— WHAT NEEDS TO BE DONE —
Whenever a line below includes the word "screenshot", copy that line.

───── PROVIDED ENTRIES

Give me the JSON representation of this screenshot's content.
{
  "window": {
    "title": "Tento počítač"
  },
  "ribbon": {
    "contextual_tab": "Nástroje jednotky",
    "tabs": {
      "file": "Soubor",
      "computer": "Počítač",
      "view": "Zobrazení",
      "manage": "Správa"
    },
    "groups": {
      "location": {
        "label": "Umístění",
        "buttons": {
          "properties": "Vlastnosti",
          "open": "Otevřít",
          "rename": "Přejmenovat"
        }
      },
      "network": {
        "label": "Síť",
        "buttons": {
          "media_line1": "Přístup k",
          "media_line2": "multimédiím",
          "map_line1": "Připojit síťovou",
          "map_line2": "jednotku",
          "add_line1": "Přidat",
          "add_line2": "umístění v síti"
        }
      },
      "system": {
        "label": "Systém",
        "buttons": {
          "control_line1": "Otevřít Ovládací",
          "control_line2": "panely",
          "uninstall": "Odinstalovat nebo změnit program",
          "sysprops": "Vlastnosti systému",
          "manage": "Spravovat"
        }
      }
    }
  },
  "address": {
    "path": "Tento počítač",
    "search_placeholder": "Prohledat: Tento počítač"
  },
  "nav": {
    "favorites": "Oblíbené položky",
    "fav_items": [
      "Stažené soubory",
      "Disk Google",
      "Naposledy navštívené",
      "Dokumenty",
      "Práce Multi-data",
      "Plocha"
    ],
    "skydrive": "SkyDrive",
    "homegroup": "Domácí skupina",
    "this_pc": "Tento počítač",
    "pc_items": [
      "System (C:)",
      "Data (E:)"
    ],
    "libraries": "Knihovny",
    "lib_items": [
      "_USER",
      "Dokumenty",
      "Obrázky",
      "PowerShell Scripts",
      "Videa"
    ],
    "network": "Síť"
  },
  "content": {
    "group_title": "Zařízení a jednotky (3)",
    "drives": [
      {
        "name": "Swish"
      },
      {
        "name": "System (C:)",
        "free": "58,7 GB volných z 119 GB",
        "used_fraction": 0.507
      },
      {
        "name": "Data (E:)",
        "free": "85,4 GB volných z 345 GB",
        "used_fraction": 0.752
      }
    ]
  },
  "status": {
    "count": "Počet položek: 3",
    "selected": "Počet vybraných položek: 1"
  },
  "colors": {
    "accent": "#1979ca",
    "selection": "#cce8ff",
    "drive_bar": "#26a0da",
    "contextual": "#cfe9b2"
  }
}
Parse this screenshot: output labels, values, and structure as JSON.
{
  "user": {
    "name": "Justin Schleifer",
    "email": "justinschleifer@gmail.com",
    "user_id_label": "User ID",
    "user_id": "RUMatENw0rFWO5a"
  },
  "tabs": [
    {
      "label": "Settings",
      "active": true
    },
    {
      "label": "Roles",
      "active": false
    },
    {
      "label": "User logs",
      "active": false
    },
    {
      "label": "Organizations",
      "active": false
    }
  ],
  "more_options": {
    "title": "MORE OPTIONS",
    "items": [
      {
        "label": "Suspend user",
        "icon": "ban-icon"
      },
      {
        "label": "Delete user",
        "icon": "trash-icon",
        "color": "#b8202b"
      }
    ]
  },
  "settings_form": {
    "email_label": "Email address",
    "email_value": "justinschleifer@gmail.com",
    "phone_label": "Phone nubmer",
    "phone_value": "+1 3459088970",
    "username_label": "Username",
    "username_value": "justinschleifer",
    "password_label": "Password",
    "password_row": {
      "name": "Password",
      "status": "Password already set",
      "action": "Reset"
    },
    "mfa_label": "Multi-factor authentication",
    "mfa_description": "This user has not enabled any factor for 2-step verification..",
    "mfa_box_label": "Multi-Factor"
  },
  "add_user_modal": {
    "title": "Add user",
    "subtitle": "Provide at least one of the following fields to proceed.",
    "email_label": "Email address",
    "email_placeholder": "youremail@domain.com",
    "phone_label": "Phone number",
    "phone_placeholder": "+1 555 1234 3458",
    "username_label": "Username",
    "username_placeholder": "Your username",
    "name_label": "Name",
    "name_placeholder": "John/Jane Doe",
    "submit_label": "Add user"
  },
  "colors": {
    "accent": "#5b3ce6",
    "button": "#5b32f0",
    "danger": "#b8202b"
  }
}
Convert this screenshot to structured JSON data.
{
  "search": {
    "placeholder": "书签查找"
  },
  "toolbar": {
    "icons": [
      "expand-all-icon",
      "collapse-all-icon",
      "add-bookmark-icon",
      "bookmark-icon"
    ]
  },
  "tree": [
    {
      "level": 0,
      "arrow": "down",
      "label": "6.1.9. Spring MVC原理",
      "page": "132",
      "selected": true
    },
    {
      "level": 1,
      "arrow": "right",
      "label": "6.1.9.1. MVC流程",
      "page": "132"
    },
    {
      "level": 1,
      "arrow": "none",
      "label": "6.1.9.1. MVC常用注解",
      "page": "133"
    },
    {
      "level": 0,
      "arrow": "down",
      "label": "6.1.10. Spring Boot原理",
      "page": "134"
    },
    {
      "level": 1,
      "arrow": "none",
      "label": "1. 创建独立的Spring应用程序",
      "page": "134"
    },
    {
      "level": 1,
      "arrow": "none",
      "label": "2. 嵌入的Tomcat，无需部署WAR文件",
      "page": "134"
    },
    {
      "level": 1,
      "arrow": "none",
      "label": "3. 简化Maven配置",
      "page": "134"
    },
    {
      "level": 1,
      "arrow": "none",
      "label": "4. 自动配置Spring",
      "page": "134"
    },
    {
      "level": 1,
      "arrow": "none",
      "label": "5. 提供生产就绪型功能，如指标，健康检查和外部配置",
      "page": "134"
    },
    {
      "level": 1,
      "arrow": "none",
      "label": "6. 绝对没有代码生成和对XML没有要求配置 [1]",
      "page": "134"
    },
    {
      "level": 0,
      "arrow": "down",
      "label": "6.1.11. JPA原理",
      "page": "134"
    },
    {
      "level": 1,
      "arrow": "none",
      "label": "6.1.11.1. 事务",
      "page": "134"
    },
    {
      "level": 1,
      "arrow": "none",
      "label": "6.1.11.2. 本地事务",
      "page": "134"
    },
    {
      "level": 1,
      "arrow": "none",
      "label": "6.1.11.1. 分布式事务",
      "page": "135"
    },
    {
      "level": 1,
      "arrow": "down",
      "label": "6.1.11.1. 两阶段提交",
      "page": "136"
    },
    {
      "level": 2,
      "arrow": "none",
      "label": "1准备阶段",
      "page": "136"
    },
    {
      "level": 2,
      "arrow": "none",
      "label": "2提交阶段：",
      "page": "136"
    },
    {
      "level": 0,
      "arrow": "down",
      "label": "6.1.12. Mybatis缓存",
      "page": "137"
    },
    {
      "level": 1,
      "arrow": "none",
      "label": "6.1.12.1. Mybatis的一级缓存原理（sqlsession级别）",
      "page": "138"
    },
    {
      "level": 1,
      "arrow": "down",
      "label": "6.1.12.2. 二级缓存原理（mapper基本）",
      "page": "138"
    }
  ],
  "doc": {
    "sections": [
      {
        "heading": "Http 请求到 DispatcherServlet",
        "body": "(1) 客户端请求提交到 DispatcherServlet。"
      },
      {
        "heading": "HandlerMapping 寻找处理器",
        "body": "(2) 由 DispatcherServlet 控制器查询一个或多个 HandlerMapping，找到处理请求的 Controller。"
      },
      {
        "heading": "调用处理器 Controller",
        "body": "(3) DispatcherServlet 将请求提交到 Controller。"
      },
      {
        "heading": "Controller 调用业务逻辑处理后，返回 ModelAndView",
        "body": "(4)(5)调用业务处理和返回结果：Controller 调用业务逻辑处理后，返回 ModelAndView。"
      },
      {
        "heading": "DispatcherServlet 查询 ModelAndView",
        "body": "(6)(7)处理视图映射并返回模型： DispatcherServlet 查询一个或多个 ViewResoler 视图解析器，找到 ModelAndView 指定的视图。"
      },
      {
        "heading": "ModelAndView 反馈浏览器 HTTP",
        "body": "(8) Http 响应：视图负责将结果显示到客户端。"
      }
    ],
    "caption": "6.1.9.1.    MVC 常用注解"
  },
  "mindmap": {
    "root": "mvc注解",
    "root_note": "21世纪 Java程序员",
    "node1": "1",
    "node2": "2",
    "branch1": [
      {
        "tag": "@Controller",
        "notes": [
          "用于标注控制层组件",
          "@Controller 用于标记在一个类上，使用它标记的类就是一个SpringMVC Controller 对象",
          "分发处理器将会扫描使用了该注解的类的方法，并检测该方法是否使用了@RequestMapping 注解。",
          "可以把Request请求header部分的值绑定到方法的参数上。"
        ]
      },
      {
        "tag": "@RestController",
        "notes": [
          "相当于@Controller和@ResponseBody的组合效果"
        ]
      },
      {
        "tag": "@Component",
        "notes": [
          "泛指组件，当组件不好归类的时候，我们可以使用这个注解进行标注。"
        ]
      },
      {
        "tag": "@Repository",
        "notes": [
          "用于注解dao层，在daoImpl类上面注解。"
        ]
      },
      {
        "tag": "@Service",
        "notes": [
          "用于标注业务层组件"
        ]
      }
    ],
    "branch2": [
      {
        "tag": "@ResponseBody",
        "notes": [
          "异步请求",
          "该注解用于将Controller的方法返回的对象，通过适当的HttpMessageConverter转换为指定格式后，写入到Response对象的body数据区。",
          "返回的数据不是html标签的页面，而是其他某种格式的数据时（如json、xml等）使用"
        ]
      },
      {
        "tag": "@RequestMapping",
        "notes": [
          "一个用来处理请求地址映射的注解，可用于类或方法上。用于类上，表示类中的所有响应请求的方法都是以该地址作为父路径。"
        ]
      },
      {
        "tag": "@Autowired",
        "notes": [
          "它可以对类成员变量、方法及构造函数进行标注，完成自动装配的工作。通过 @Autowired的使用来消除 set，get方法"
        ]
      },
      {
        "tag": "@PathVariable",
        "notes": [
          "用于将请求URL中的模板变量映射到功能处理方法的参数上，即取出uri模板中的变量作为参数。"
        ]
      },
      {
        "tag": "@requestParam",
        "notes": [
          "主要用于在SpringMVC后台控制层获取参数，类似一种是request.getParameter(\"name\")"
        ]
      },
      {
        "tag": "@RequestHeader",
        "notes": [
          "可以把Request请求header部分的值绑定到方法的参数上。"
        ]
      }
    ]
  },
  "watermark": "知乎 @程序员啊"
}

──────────

— EXERCISE RESPONSE —
Give me the JSON representation of this screenshot's content.
Parse this screenshot: output labels, values, and structure as JSON.
Convert this screenshot to structured JSON data.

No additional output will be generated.